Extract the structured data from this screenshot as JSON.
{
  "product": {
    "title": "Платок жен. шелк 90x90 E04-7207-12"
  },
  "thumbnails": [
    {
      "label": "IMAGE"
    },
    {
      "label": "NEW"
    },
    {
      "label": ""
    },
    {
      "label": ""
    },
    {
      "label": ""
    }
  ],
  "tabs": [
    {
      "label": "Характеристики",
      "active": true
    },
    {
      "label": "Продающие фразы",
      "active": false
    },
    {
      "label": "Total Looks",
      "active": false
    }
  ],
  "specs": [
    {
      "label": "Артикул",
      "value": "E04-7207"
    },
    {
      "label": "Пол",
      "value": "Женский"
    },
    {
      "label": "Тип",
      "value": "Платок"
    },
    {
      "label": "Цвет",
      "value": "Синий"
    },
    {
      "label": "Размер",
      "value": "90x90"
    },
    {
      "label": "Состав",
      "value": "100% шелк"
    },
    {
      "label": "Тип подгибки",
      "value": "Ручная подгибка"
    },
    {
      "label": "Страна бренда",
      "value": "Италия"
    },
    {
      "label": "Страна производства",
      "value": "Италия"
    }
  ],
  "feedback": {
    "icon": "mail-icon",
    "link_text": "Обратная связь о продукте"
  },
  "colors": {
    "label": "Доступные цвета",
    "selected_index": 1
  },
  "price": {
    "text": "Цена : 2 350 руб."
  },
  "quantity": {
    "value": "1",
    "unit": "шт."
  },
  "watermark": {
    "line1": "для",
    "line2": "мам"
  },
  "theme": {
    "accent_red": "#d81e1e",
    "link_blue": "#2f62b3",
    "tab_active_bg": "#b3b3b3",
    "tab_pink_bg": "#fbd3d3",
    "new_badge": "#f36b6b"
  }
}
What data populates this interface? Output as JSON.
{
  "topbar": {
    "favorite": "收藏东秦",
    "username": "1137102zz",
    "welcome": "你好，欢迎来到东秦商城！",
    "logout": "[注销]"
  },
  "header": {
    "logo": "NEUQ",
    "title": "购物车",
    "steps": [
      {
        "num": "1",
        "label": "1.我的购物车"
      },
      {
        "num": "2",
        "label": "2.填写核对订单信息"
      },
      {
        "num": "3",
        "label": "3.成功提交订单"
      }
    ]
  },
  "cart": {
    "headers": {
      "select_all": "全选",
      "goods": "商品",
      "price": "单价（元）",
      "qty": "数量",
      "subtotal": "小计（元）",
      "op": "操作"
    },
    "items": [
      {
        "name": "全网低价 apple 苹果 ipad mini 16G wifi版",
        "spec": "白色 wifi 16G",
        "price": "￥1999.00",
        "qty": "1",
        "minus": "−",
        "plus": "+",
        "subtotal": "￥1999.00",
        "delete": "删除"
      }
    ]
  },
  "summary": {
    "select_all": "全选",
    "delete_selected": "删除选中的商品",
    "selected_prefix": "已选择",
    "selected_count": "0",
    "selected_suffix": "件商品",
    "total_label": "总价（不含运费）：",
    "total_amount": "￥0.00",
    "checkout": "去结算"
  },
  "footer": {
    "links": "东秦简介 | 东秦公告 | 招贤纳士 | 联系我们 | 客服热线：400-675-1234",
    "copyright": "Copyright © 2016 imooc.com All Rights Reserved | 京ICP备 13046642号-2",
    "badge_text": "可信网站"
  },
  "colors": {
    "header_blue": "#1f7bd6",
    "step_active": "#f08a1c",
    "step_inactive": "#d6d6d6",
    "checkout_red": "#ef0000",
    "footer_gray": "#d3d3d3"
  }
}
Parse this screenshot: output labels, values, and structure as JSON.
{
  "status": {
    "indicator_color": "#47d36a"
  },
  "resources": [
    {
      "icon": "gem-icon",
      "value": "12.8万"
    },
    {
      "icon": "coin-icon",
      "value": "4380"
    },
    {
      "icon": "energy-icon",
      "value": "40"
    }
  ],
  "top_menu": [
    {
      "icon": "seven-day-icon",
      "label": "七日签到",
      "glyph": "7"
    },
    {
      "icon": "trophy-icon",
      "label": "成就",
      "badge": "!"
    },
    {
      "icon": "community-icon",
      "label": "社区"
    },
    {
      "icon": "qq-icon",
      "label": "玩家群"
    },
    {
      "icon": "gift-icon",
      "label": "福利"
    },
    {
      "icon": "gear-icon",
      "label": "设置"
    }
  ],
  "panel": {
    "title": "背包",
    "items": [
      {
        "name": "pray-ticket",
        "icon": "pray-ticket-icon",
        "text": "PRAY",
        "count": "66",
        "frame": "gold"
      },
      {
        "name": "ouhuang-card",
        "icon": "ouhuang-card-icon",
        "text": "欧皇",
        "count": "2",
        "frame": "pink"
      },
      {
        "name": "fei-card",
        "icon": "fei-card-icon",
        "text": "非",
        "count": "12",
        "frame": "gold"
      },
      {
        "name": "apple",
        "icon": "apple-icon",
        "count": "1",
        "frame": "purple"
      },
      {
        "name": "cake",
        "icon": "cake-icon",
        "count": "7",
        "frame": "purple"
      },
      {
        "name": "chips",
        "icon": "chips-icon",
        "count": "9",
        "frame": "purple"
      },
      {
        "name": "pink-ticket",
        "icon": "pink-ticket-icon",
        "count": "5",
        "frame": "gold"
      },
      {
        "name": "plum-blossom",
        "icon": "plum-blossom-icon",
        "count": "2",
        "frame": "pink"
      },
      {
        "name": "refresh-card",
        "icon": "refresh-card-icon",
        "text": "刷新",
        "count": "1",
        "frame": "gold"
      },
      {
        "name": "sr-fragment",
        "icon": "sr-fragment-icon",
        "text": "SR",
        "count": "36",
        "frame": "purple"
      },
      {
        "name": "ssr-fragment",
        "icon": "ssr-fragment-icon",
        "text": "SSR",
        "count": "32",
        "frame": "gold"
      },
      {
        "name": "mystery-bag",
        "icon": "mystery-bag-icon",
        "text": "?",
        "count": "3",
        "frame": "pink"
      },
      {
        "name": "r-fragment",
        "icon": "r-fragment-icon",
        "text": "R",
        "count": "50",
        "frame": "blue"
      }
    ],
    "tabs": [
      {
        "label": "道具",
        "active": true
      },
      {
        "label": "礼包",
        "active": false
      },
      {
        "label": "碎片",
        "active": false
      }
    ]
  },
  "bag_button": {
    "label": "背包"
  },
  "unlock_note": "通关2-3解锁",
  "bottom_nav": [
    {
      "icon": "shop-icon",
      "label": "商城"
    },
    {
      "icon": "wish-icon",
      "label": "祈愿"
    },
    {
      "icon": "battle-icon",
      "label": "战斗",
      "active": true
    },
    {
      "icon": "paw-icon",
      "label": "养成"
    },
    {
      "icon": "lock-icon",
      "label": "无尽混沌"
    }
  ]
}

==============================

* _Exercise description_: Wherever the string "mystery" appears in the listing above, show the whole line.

* _Output_:
        "name": "mystery-bag",
        "icon": "mystery-bag-icon",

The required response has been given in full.